Aim of the exercise
Once you have read the records below, restate them word for word.

────────────────────────────────────────

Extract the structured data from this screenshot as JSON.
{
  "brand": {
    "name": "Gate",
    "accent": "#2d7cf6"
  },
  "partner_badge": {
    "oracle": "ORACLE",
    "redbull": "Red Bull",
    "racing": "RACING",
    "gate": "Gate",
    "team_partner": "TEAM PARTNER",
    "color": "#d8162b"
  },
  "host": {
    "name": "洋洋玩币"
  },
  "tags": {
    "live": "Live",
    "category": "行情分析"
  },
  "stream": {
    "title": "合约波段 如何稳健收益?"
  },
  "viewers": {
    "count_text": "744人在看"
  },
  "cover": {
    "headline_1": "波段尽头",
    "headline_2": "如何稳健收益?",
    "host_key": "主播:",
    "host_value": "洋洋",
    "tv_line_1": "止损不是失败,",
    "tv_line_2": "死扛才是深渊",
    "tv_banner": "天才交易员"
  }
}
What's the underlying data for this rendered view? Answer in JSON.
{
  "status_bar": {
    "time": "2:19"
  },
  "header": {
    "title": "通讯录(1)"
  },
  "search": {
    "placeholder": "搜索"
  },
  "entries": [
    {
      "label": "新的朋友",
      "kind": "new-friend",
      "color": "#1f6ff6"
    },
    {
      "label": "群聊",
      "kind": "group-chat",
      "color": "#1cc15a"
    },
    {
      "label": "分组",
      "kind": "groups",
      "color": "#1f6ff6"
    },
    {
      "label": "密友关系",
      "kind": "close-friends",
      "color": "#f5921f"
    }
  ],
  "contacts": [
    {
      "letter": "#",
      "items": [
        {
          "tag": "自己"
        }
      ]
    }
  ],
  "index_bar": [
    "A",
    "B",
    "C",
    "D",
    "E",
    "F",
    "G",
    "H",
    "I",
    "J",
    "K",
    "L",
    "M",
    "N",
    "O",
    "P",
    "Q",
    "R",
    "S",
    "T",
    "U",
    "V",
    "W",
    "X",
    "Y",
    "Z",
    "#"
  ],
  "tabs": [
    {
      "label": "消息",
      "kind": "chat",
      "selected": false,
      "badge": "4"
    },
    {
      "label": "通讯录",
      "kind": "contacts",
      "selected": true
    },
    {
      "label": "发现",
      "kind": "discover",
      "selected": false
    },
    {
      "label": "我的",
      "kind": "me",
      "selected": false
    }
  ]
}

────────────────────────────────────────

Solution to the exercise
Extract the structured data from this screenshot as JSON.
{
  "brand": {
    "name": "Gate",
    "accent": "#2d7cf6"
  },
  "partner_badge": {
    "oracle": "ORACLE",
    "redbull": "Red Bull",
    "racing": "RACING",
    "gate": "Gate",
    "team_partner": "TEAM PARTNER",
    "color": "#d8162b"
  },
  "host": {
    "name": "洋洋玩币"
  },
  "tags": {
    "live": "Live",
    "category": "行情分析"
  },
  "stream": {
    "title": "合约波段 如何稳健收益?"
  },
  "viewers": {
    "count_text": "744人在看"
  },
  "cover": {
    "headline_1": "波段尽头",
    "headline_2": "如何稳健收益?",
    "host_key": "主播:",
    "host_value": "洋洋",
    "tv_line_1": "止损不是失败,",
    "tv_line_2": "死扛才是深渊",
    "tv_banner": "天才交易员"
  }
}
What's the underlying data for this rendered view? Answer in JSON.
{
  "status_bar": {
    "time": "2:19"
  },
  "header": {
    "title": "通讯录(1)"
  },
  "search": {
    "placeholder": "搜索"
  },
  "entries": [
    {
      "label": "新的朋友",
      "kind": "new-friend",
      "color": "#1f6ff6"
    },
    {
      "label": "群聊",
      "kind": "group-chat",
      "color": "#1cc15a"
    },
    {
      "label": "分组",
      "kind": "groups",
      "color": "#1f6ff6"
    },
    {
      "label": "密友关系",
      "kind": "close-friends",
      "color": "#f5921f"
    }
  ],
  "contacts": [
    {
      "letter": "#",
      "items": [
        {
          "tag": "自己"
        }
      ]
    }
  ],
  "index_bar": [
    "A",
    "B",
    "C",
    "D",
    "E",
    "F",
    "G",
    "H",
    "I",
    "J",
    "K",
    "L",
    "M",
    "N",
    "O",
    "P",
    "Q",
    "R",
    "S",
    "T",
    "U",
    "V",
    "W",
    "X",
    "Y",
    "Z",
    "#"
  ],
  "tabs": [
    {
      "label": "消息",
      "kind": "chat",
      "selected": false,
      "badge": "4"
    },
    {
      "label": "通讯录",
      "kind": "contacts",
      "selected": true
    },
    {
      "label": "发现",
      "kind": "discover",
      "selected": false
    },
    {
      "label": "我的",
      "kind": "me",
      "selected": false
    }
  ]
}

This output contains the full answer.